▶ The problem: Write every line of the material out exactly as shown.

▶ Data provided:
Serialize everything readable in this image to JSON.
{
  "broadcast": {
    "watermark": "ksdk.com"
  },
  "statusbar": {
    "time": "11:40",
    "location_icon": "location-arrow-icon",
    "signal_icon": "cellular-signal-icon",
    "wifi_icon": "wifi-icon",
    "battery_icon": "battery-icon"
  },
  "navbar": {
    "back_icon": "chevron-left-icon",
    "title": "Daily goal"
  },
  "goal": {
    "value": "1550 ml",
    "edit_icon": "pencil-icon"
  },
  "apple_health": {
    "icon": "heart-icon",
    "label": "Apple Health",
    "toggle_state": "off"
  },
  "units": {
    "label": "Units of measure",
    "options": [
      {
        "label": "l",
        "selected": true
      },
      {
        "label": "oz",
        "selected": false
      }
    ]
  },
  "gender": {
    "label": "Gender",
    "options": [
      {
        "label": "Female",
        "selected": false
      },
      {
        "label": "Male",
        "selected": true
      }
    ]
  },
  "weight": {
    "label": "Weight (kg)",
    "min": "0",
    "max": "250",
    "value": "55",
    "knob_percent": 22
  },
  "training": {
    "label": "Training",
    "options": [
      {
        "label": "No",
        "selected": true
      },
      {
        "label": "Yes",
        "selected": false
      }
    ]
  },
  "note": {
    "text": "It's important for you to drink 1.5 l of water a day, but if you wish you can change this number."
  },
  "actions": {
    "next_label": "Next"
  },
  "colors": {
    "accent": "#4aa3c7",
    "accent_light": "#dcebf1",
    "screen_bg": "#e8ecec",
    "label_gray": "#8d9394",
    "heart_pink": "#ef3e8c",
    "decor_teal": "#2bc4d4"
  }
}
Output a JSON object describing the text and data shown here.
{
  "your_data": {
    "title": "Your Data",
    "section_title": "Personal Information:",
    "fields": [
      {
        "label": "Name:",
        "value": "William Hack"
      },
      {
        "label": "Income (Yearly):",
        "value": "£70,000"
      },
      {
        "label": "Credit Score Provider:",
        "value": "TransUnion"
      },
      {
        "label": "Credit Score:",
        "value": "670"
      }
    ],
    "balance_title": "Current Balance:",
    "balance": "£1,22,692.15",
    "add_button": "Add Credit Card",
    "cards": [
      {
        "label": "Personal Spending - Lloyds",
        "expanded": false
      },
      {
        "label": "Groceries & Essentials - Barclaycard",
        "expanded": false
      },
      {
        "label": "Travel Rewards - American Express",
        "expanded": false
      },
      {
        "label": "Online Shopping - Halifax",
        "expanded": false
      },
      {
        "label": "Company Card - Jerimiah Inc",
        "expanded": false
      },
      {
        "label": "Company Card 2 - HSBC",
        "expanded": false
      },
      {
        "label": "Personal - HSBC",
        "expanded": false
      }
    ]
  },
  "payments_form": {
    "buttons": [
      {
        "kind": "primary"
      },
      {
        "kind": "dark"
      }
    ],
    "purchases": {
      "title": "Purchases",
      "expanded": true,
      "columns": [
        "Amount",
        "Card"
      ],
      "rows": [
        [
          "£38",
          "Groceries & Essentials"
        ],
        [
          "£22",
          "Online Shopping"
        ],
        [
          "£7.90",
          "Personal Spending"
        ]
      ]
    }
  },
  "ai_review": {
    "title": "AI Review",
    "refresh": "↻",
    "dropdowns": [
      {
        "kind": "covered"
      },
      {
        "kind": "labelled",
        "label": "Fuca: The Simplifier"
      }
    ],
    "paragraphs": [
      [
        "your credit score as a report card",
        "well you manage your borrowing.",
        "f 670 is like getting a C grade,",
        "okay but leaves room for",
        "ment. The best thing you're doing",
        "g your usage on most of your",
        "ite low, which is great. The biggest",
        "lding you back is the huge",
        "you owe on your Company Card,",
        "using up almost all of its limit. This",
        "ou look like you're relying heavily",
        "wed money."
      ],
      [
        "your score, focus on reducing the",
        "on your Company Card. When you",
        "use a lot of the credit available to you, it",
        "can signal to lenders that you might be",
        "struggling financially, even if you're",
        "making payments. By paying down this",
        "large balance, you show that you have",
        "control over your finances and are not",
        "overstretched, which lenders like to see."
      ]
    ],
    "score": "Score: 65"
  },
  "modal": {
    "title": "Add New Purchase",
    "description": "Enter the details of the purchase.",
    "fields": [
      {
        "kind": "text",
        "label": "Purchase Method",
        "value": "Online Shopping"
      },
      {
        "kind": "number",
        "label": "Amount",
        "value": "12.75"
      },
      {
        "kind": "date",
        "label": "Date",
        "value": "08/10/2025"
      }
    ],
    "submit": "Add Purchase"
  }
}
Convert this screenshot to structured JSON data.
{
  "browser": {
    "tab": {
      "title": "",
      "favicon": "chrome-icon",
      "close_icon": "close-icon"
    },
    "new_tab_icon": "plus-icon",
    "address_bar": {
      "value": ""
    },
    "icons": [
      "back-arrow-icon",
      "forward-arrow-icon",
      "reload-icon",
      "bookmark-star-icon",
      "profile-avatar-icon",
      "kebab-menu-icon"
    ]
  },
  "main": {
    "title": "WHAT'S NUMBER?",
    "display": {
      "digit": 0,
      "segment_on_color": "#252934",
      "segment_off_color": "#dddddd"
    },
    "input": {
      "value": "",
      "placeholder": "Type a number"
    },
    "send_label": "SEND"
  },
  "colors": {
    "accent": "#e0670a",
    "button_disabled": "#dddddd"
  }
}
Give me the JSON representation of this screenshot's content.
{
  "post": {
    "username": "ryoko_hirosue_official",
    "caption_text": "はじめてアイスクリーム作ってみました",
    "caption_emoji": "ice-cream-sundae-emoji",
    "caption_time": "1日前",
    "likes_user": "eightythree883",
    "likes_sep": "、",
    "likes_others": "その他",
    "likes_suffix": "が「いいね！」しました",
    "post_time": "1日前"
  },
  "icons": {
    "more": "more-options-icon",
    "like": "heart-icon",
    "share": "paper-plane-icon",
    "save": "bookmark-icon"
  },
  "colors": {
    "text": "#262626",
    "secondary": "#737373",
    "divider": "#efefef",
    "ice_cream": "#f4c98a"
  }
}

▶ Response box:
Serialize everything readable in this image to JSON.
{
  "broadcast": {
    "watermark": "ksdk.com"
  },
  "statusbar": {
    "time": "11:40",
    "location_icon": "location-arrow-icon",
    "signal_icon": "cellular-signal-icon",
    "wifi_icon": "wifi-icon",
    "battery_icon": "battery-icon"
  },
  "navbar": {
    "back_icon": "chevron-left-icon",
    "title": "Daily goal"
  },
  "goal": {
    "value": "1550 ml",
    "edit_icon": "pencil-icon"
  },
  "apple_health": {
    "icon": "heart-icon",
    "label": "Apple Health",
    "toggle_state": "off"
  },
  "units": {
    "label": "Units of measure",
    "options": [
      {
        "label": "l",
        "selected": true
      },
      {
        "label": "oz",
        "selected": false
      }
    ]
  },
  "gender": {
    "label": "Gender",
    "options": [
      {
        "label": "Female",
        "selected": false
      },
      {
        "label": "Male",
        "selected": true
      }
    ]
  },
  "weight": {
    "label": "Weight (kg)",
    "min": "0",
    "max": "250",
    "value": "55",
    "knob_percent": 22
  },
  "training": {
    "label": "Training",
    "options": [
      {
        "label": "No",
        "selected": true
      },
      {
        "label": "Yes",
        "selected": false
      }
    ]
  },
  "note": {
    "text": "It's important for you to drink 1.5 l of water a day, but if you wish you can change this number."
  },
  "actions": {
    "next_label": "Next"
  },
  "colors": {
    "accent": "#4aa3c7",
    "accent_light": "#dcebf1",
    "screen_bg": "#e8ecec",
    "label_gray": "#8d9394",
    "heart_pink": "#ef3e8c",
    "decor_teal": "#2bc4d4"
  }
}
Output a JSON object describing the text and data shown here.
{
  "your_data": {
    "title": "Your Data",
    "section_title": "Personal Information:",
    "fields": [
      {
        "label": "Name:",
        "value": "William Hack"
      },
      {
        "label": "Income (Yearly):",
        "value": "£70,000"
      },
      {
        "label": "Credit Score Provider:",
        "value": "TransUnion"
      },
      {
        "label": "Credit Score:",
        "value": "670"
      }
    ],
    "balance_title": "Current Balance:",
    "balance": "£1,22,692.15",
    "add_button": "Add Credit Card",
    "cards": [
      {
        "label": "Personal Spending - Lloyds",
        "expanded": false
      },
      {
        "label": "Groceries & Essentials - Barclaycard",
        "expanded": false
      },
      {
        "label": "Travel Rewards - American Express",
        "expanded": false
      },
      {
        "label": "Online Shopping - Halifax",
        "expanded": false
      },
      {
        "label": "Company Card - Jerimiah Inc",
        "expanded": false
      },
      {
        "label": "Company Card 2 - HSBC",
        "expanded": false
      },
      {
        "label": "Personal - HSBC",
        "expanded": false
      }
    ]
  },
  "payments_form": {
    "buttons": [
      {
        "kind": "primary"
      },
      {
        "kind": "dark"
      }
    ],
    "purchases": {
      "title": "Purchases",
      "expanded": true,
      "columns": [
        "Amount",
        "Card"
      ],
      "rows": [
        [
          "£38",
          "Groceries & Essentials"
        ],
        [
          "£22",
          "Online Shopping"
        ],
        [
          "£7.90",
          "Personal Spending"
        ]
      ]
    }
  },
  "ai_review": {
    "title": "AI Review",
    "refresh": "↻",
    "dropdowns": [
      {
        "kind": "covered"
      },
      {
        "kind": "labelled",
        "label": "Fuca: The Simplifier"
      }
    ],
    "paragraphs": [
      [
        "your credit score as a report card",
        "well you manage your borrowing.",
        "f 670 is like getting a C grade,",
        "okay but leaves room for",
        "ment. The best thing you're doing",
        "g your usage on most of your",
        "ite low, which is great. The biggest",
        "lding you back is the huge",
        "you owe on your Company Card,",
        "using up almost all of its limit. This",
        "ou look like you're relying heavily",
        "wed money."
      ],
      [
        "your score, focus on reducing the",
        "on your Company Card. When you",
        "use a lot of the credit available to you, it",
        "can signal to lenders that you might be",
        "struggling financially, even if you're",
        "making payments. By paying down this",
        "large balance, you show that you have",
        "control over your finances and are not",
        "overstretched, which lenders like to see."
      ]
    ],
    "score": "Score: 65"
  },
  "modal": {
    "title": "Add New Purchase",
    "description": "Enter the details of the purchase.",
    "fields": [
      {
        "kind": "text",
        "label": "Purchase Method",
        "value": "Online Shopping"
      },
      {
        "kind": "number",
        "label": "Amount",
        "value": "12.75"
      },
      {
        "kind": "date",
        "label": "Date",
        "value": "08/10/2025"
      }
    ],
    "submit": "Add Purchase"
  }
}
Convert this screenshot to structured JSON data.
{
  "browser": {
    "tab": {
      "title": "",
      "favicon": "chrome-icon",
      "close_icon": "close-icon"
    },
    "new_tab_icon": "plus-icon",
    "address_bar": {
      "value": ""
    },
    "icons": [
      "back-arrow-icon",
      "forward-arrow-icon",
      "reload-icon",
      "bookmark-star-icon",
      "profile-avatar-icon",
      "kebab-menu-icon"
    ]
  },
  "main": {
    "title": "WHAT'S NUMBER?",
    "display": {
      "digit": 0,
      "segment_on_color": "#252934",
      "segment_off_color": "#dddddd"
    },
    "input": {
      "value": "",
      "placeholder": "Type a number"
    },
    "send_label": "SEND"
  },
  "colors": {
    "accent": "#e0670a",
    "button_disabled": "#dddddd"
  }
}
Give me the JSON representation of this screenshot's content.
{
  "post": {
    "username": "ryoko_hirosue_official",
    "caption_text": "はじめてアイスクリーム作ってみました",
    "caption_emoji": "ice-cream-sundae-emoji",
    "caption_time": "1日前",
    "likes_user": "eightythree883",
    "likes_sep": "、",
    "likes_others": "その他",
    "likes_suffix": "が「いいね！」しました",
    "post_time": "1日前"
  },
  "icons": {
    "more": "more-options-icon",
    "like": "heart-icon",
    "share": "paper-plane-icon",
    "save": "bookmark-icon"
  },
  "colors": {
    "text": "#262626",
    "secondary": "#737373",
    "divider": "#efefef",
    "ice_cream": "#f4c98a"
  }
}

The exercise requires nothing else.